- No definite shape nor volume
- Low density
- Compressibility
- Diffusion

- How car engines work

- Which molecules diffuse quicker?
- Heavy, large
- Light, small

- Gases consist of large numbers of tiny particles that are far apart relative to their size
- Collisions between gas particles and between particles and container walls are elastic (no loss of energy)
- Gas particles are in continuous, rapid, random motion

- There are no forces of attraction between gas particles
- The temperature of gas depends on the average kinetic energy of the gas particles

- Force per unit area on a surface
- Pressure =force/ area

- Increase in pressure
- Increase in number of collisions of gas particles

- Weight of gases that compose the atmosphere
- 78% nitrogen
- 21% oxygen
- 1% other gases

- Density and pressure of air is lower
- Air pressure inside ears changes to reach same pressure as air in cabin (6,000-8,000 ft above sea level)
- Pressurized
cabin

- Barometer- device to measure atmospheric pressure

- 760 mm of mercury (760 torr)
- 1 atmosphere (atm)
- 101.3 kilopascals (kPa)

- The average atmospheric pressure in Denver, Colorado is 0.830 atm.
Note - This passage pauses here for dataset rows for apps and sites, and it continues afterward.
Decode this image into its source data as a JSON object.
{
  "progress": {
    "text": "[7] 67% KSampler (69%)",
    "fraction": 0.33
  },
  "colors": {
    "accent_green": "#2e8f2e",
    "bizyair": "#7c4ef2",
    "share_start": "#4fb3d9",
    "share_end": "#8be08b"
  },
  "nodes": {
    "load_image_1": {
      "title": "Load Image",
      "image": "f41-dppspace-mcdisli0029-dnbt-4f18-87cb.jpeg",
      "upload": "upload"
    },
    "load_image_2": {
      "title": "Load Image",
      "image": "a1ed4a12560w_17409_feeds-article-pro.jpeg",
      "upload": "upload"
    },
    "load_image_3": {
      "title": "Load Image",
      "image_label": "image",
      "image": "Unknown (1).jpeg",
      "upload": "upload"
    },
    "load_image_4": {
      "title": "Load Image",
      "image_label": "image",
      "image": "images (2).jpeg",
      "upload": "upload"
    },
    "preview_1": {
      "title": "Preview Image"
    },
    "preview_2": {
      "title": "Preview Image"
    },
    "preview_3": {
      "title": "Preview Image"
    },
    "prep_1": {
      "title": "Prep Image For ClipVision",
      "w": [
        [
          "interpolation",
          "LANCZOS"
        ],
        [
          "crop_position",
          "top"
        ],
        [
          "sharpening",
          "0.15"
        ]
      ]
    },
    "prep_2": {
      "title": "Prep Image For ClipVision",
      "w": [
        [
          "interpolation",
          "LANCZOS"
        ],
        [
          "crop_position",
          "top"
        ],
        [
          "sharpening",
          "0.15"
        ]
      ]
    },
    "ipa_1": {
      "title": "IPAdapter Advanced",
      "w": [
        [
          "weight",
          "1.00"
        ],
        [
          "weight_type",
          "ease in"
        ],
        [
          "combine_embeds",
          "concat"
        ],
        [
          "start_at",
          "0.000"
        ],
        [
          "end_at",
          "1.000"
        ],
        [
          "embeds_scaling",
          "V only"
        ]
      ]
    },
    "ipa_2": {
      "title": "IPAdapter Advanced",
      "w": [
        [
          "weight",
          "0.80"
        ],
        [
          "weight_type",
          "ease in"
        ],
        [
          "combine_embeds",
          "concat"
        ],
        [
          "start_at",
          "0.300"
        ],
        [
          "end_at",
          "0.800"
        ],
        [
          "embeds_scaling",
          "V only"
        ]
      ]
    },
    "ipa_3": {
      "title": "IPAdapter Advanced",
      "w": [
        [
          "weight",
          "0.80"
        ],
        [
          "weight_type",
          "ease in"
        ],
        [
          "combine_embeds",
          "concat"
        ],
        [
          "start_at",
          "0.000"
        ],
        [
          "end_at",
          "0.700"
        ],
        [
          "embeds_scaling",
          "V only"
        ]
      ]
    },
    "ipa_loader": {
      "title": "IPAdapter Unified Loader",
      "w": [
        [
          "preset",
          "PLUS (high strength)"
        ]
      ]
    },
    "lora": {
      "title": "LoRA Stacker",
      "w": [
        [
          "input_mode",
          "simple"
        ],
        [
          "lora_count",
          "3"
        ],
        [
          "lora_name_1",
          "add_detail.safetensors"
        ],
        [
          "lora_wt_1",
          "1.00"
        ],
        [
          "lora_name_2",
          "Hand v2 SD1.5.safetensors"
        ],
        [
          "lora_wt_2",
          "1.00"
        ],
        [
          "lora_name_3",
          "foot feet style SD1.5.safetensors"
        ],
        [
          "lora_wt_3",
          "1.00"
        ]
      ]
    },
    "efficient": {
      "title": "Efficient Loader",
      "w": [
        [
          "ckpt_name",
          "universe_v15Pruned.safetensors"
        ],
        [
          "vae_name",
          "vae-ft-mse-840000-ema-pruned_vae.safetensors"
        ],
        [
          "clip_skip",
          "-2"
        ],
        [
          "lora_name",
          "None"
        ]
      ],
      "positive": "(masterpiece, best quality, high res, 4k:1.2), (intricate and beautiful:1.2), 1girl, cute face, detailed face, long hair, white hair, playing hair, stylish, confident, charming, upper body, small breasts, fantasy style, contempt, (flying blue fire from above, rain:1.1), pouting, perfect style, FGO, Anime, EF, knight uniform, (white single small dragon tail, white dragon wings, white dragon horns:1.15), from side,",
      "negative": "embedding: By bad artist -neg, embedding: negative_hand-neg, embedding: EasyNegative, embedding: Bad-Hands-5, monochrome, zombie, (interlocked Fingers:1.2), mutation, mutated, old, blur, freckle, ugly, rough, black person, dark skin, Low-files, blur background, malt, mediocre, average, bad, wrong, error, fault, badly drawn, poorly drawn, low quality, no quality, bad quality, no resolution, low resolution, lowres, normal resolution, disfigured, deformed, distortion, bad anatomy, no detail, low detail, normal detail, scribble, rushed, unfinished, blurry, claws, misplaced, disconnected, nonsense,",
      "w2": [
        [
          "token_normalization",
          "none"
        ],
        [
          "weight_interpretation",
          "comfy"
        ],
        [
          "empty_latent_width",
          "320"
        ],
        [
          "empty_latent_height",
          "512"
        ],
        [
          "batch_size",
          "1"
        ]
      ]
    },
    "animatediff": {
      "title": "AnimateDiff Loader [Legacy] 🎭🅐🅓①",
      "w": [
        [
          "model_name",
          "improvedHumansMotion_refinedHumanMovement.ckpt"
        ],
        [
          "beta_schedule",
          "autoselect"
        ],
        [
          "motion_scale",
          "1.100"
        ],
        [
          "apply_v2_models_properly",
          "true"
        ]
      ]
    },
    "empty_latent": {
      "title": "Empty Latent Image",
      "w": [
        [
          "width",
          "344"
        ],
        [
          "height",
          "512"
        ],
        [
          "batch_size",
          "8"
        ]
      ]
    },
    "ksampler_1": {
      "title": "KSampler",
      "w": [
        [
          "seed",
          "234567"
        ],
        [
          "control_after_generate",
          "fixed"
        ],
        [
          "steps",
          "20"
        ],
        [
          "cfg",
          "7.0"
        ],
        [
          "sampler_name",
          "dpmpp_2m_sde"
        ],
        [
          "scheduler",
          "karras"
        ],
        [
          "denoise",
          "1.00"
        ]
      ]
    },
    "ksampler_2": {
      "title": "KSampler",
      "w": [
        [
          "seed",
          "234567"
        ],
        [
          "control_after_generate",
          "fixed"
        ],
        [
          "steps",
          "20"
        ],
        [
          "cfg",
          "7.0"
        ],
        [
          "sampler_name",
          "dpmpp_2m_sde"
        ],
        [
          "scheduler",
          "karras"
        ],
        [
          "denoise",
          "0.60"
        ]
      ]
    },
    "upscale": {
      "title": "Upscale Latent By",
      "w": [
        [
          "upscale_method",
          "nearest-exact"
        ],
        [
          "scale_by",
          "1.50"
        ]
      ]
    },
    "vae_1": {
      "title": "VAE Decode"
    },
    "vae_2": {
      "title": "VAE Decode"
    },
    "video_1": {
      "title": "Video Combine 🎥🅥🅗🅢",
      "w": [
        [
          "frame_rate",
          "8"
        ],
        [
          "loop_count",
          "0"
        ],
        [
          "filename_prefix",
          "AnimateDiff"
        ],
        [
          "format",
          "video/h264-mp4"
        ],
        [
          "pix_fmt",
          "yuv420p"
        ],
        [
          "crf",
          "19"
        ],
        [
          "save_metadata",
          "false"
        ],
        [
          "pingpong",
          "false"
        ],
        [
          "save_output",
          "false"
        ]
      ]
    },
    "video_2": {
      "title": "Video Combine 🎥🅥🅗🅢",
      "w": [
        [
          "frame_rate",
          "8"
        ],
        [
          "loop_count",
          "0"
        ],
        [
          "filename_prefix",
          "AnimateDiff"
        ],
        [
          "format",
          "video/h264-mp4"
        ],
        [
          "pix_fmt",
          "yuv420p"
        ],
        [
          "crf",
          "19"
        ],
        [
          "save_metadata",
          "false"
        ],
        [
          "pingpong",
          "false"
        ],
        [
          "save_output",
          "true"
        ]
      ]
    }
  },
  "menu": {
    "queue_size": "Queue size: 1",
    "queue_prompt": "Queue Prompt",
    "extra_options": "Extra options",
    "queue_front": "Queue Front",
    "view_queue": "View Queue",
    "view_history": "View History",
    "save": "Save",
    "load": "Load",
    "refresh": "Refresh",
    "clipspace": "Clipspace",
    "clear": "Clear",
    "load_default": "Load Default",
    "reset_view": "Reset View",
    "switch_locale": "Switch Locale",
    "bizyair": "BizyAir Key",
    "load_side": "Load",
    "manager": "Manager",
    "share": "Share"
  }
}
Convert this to mm of Hg and kPa.
0.830 atm x 760 mm Hg = 631 mm Hg

1 atm

0.830 atm x 101.3 kPa = 84.1 kPa

1 atm

- Gas produced by reaction displaces water which is more dense

- Pressure of each gas in a mixture is called partial pressure
- Dalton’s law states that the total pressure of a gas mixture is the sum of the partial pressures of the component gases
PT= P1 + P2 + …

- Boyle’s Law
- Charles’ Law
- Gay-Lussac’s Law

- Pressure-volume relationship
- Inverse relationship

- PV= k
- P1V1= P2V2
- A sample of oxygen has a volume of 150.0 mL when its pressure is 0.947 atm. What will the volume of the gas be at a pressure of 0.987 atm if the temperature remains constant?
- (0.947 atm)(150.0 mL)=(0.987 atm) V2
- V2= 144 mL

- Volume- temperature relationship
- Direct relationship
- V = k
T

- V1 = V2
T1 T2

Always use Kelvin temperature

- A sample of neon gas occupies a volume of 752 mL at 25 degrees Celsius. What volume will the gas occupy at 50 degrees Celsius if the pressure remains constant?
- 752 mL = V2
298 K 323 K

- V2= 815 mL

- Pressure-temperature relationship
- Direct relationship
- P = k
T

- P1 = P2
T1 T2

Always use Kelvin temperature

- The gas in a container is at a pressure of 3.00 atm at 25 degrees Celsius. What would the gas pressure in the container be at 52 degrees Celsius?
- 3.00 atm = P2
298 K 325 K

- P2= 3.27 atm

- If something is constant in the problem, it can be canceled out

- A helium balloon has a volume of 50.0 L at 25 degrees Celsius and 1.08 atm. What volume will it have at 0.855 atm and 10 degrees Celsius.
- (1.08 atm) (50.L) = (0.855 atm)V2
298 K 283 K

V2= 60.0 L

- A sample of helium gas has a volume of 200.0 mL at 0.960 atm. What pressure is needed to reduce the volume at constant temperature to 50.0 mL?
- (0.960 atm)(200.0 mL) = P2 (50.0 mL)
- P2= 3.84 atm

- Gas Laws WebQuest